SUPPLIED ENTRIES: Begin
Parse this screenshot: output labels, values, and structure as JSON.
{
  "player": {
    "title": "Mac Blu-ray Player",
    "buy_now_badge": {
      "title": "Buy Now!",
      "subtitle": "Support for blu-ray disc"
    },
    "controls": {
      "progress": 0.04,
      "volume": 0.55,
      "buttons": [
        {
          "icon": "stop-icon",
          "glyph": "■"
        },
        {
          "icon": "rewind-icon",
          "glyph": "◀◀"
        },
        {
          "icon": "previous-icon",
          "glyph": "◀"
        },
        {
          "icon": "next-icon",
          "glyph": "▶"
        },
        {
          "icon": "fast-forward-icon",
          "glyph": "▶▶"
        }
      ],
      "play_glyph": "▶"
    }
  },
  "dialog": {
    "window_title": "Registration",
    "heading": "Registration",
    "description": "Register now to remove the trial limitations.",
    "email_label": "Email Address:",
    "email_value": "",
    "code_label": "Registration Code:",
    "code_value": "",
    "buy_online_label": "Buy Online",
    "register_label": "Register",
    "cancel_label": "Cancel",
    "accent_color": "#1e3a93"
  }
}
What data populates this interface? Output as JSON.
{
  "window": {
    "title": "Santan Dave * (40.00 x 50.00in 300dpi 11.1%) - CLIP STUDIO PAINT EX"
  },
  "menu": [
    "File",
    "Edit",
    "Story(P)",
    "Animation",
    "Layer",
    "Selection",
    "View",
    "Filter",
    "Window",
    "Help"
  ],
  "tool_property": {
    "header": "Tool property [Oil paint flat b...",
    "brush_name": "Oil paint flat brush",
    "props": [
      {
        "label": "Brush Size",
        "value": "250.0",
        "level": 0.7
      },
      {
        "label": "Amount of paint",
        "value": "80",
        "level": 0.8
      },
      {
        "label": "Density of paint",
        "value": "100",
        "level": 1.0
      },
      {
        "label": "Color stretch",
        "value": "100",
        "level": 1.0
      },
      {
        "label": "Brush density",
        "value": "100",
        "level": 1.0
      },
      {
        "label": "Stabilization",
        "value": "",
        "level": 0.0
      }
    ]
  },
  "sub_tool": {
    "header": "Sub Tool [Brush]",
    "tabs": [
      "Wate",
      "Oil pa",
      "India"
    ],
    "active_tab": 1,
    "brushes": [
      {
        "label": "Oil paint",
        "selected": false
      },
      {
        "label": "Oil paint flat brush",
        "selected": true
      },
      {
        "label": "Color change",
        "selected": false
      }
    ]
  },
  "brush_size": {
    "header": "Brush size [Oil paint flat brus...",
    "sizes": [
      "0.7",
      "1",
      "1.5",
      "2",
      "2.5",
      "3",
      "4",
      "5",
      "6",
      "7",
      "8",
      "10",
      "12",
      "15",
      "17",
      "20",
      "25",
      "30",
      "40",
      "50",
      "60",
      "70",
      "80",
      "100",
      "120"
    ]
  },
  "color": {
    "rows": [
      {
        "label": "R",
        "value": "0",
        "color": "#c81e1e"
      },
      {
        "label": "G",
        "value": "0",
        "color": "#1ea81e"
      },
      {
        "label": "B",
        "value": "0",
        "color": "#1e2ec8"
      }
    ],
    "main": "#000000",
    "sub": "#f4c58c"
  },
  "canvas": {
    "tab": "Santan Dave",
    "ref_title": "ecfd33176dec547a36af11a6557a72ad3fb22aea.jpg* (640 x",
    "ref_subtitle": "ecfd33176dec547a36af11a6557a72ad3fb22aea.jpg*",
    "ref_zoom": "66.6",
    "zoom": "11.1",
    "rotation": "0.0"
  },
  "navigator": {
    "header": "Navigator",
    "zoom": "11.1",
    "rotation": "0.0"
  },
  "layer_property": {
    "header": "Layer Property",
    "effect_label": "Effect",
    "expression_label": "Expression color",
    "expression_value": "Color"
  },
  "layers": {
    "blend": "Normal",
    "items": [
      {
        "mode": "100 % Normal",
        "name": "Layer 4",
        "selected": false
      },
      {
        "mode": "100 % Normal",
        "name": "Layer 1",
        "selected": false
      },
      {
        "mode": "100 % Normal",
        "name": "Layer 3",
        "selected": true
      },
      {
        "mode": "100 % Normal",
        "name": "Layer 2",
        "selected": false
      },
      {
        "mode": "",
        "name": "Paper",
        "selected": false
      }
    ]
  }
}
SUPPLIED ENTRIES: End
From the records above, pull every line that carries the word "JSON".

Parse this screenshot: output labels, values, and structure as JSON.
What data populates this interface? Output as JSON.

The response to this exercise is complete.